Due to the flexibility that these centres afford, they are mostly easy to get into and have almost no exit barrier, assuming that the tenant understands what they are getting into before signing that agreement.
So, here are some of the key pointers that one should consider:
1. Security Deposit:
If you are a young entrepreneur or a start-up, chances are that renting a workspace is probably going to make the biggest dent to your pocket, not to mention the tight cash-flow that you may have to maintain. Renting almost any real estate, encompasses maintaining a security deposit where you don’t even earn any real interest on the amount, and so it is in your best interest to have it at a minimal amount.
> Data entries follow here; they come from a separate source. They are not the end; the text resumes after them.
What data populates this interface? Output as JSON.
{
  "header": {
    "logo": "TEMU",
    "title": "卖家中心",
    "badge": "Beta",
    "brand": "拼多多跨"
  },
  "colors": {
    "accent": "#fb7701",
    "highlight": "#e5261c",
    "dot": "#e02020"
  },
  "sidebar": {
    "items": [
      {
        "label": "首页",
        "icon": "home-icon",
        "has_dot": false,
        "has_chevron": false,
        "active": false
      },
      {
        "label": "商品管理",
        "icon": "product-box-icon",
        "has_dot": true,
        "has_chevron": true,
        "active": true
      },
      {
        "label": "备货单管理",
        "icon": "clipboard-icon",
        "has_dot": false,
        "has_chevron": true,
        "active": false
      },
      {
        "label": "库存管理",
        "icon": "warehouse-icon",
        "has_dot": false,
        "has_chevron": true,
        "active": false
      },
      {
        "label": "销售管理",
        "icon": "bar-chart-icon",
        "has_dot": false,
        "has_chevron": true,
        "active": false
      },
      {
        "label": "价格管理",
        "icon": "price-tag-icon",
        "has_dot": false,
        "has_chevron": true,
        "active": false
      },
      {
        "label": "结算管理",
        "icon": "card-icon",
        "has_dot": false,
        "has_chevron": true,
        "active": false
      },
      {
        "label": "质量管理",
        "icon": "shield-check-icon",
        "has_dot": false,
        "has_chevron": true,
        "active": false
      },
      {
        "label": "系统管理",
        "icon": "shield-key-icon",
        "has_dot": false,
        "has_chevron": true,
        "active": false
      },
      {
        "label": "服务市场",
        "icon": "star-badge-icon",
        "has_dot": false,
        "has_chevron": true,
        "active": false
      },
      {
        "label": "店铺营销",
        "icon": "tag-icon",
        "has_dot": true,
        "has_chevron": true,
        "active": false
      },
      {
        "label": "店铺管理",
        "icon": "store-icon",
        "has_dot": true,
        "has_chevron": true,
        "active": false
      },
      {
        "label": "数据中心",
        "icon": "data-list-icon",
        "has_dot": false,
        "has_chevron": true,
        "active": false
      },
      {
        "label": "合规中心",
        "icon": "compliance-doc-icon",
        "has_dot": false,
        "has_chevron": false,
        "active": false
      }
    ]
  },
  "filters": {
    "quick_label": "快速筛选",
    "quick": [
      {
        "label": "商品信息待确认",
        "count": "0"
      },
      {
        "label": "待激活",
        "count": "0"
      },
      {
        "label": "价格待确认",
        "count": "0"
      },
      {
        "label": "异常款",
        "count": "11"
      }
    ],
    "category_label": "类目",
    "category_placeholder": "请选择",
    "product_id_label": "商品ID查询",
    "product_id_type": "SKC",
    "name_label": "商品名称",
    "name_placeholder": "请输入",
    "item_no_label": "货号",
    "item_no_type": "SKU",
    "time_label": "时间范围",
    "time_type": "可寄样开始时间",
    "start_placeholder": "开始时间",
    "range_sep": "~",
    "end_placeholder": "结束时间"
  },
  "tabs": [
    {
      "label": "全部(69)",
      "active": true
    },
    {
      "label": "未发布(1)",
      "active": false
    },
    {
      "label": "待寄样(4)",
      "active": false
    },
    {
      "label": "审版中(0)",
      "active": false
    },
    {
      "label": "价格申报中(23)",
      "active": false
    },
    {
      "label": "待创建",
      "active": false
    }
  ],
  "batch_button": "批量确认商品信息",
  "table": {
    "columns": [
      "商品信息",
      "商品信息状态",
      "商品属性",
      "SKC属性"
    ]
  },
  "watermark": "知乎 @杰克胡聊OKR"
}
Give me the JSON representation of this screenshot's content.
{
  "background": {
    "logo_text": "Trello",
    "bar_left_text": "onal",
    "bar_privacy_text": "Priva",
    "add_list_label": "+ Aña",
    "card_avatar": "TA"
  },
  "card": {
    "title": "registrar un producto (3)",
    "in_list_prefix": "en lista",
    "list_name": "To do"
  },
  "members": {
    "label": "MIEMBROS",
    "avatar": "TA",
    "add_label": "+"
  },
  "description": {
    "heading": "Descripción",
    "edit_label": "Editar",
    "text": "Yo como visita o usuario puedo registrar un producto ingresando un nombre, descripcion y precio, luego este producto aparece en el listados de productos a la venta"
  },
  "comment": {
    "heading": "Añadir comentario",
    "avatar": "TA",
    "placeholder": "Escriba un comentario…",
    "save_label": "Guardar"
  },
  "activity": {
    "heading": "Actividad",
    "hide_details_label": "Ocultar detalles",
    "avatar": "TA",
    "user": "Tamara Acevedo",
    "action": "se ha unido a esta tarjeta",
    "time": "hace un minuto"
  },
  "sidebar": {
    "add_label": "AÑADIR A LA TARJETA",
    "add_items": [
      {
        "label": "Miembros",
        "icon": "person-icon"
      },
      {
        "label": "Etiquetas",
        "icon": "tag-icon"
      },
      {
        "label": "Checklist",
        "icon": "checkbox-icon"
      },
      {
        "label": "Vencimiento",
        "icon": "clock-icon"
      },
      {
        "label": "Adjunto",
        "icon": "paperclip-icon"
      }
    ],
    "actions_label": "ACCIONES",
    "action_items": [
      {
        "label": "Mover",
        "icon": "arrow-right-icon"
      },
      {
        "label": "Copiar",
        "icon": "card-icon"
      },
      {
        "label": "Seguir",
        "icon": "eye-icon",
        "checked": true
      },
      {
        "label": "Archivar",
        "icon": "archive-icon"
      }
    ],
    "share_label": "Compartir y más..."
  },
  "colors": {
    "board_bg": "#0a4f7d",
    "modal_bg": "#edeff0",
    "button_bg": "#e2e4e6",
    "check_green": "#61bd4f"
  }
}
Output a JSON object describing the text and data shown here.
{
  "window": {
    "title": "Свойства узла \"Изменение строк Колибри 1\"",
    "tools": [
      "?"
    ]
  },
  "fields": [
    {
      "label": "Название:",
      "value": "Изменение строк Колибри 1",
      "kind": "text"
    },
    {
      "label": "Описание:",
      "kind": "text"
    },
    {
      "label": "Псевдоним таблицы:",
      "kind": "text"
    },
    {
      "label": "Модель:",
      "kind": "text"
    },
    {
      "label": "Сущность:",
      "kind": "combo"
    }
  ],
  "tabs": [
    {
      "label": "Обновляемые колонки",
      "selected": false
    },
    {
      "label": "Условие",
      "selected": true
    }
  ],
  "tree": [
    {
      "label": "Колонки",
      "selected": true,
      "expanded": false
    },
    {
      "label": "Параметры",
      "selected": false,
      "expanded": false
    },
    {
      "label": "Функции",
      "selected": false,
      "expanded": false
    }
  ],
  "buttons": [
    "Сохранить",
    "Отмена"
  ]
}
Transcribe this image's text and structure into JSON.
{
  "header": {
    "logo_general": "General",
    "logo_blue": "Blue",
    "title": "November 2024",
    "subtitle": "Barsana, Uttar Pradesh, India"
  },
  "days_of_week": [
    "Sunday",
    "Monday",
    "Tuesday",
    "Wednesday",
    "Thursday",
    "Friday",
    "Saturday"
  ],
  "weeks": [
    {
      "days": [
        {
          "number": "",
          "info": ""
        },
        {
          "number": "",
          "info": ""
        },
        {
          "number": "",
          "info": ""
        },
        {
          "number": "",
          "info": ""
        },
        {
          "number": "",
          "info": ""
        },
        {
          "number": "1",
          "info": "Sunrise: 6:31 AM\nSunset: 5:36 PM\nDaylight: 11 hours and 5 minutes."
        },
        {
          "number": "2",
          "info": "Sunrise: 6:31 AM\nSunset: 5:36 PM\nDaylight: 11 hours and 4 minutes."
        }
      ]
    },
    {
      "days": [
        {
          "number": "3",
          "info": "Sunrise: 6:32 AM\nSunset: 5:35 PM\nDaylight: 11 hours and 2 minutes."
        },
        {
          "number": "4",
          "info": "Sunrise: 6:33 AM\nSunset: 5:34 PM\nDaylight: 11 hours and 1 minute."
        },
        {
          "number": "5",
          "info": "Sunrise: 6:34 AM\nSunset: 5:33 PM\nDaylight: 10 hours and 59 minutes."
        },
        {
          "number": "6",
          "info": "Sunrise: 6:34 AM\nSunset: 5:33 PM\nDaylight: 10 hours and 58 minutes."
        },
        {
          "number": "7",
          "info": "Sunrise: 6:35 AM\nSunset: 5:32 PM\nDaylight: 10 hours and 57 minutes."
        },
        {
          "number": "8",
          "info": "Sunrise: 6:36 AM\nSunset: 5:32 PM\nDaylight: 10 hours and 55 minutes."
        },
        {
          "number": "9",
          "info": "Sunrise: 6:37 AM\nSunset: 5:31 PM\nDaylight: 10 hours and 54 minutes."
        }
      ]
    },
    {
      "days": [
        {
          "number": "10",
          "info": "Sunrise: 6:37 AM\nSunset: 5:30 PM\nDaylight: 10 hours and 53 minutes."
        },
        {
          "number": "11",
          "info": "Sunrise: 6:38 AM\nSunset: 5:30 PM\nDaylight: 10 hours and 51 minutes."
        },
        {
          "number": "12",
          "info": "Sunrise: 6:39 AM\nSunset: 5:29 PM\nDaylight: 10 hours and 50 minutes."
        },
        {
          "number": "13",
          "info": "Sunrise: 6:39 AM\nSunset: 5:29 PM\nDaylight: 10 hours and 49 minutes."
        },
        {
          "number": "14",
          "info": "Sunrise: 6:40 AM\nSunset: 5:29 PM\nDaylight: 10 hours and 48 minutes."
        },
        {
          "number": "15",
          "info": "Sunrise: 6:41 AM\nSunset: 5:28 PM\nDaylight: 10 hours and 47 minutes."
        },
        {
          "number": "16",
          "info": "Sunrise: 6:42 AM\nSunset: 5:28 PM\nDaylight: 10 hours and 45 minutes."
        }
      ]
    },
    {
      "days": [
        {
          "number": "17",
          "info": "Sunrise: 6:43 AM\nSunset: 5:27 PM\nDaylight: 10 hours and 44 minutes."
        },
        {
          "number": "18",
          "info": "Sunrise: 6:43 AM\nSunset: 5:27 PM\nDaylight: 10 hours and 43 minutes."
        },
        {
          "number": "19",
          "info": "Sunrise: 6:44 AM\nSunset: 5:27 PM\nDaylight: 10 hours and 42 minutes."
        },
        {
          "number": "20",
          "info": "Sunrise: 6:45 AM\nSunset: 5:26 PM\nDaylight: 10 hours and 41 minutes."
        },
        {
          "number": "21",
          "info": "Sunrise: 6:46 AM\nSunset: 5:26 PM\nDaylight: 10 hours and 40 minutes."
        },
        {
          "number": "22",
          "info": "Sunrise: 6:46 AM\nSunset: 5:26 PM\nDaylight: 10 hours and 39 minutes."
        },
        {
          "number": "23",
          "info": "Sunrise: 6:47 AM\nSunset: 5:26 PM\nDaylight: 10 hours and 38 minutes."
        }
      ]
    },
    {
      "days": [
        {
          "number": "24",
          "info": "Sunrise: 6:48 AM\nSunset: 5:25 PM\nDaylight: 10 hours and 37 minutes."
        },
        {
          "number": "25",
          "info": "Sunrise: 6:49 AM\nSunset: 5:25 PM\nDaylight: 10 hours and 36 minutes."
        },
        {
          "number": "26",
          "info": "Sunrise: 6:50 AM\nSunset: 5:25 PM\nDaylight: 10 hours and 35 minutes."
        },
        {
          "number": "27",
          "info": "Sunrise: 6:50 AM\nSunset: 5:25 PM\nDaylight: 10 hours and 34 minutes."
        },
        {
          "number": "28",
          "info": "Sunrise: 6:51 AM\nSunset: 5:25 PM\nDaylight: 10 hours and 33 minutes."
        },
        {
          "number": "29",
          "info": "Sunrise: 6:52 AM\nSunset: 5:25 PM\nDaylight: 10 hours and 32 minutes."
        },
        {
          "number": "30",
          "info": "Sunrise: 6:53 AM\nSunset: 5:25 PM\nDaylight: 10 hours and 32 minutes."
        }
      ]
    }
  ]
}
Security deposit ranges from one month to three month of rental amount, and are always Tax free.
2. Nature of Agreement:
The agreement is almost always leave & license arrangement (like booking a hotel room, as opposed to a formal lease agreement). Please note that there is a difference between Lease and ‘Leave & license’ agreement, the former includes leasehold rights within the premises, however the latter only gives a mere permission to use, however the ownership, control, and rights in relation to the cabin/proposed premises will at all times vest with the owner/lessor; However, you as a member client can utilise the services. The agreement must also clearly state the duration and the validity of a service agreement.
As a client, you are always better off in arranging an insurance of your own property & assets that you may bring in the Centre, and need not insure the premises or anyone else’s property. They will take care of it on their own. Again, It is highly recommended that the centre maintains a CCTV recording, and have a descent Access control & security installed, something that you may not find in the agreement.
4. Usage of the Property:
This is probably one of the important point, and should be laid down clearly in an agreement, mentioning the access timing of the workspace and days of the week. Additionally, agreement should clearly articulate the Internet access & usage, including policies to curb illegal downloads or infringement of copyrights/trademarks.
5. Due Dates & Notice Period:
It is always hunky dory to get into a lease agreement wishing all well, however, sometimes things don’t go your way. Hence, it is imperative to keep in mind the monthly membership due dates, usually the 1st of each month and/or any late payment charges applicable. Additionally, one should know the way out, usually serving a month’s notice period.
Remember that although there is no single silver bullet that will help you make the cut, but the above pointers will surely cover you from few potential headaches. Obviously, it is always recommended to go through the full agreement, or even better to seek a lawyer’s opinion. 🙂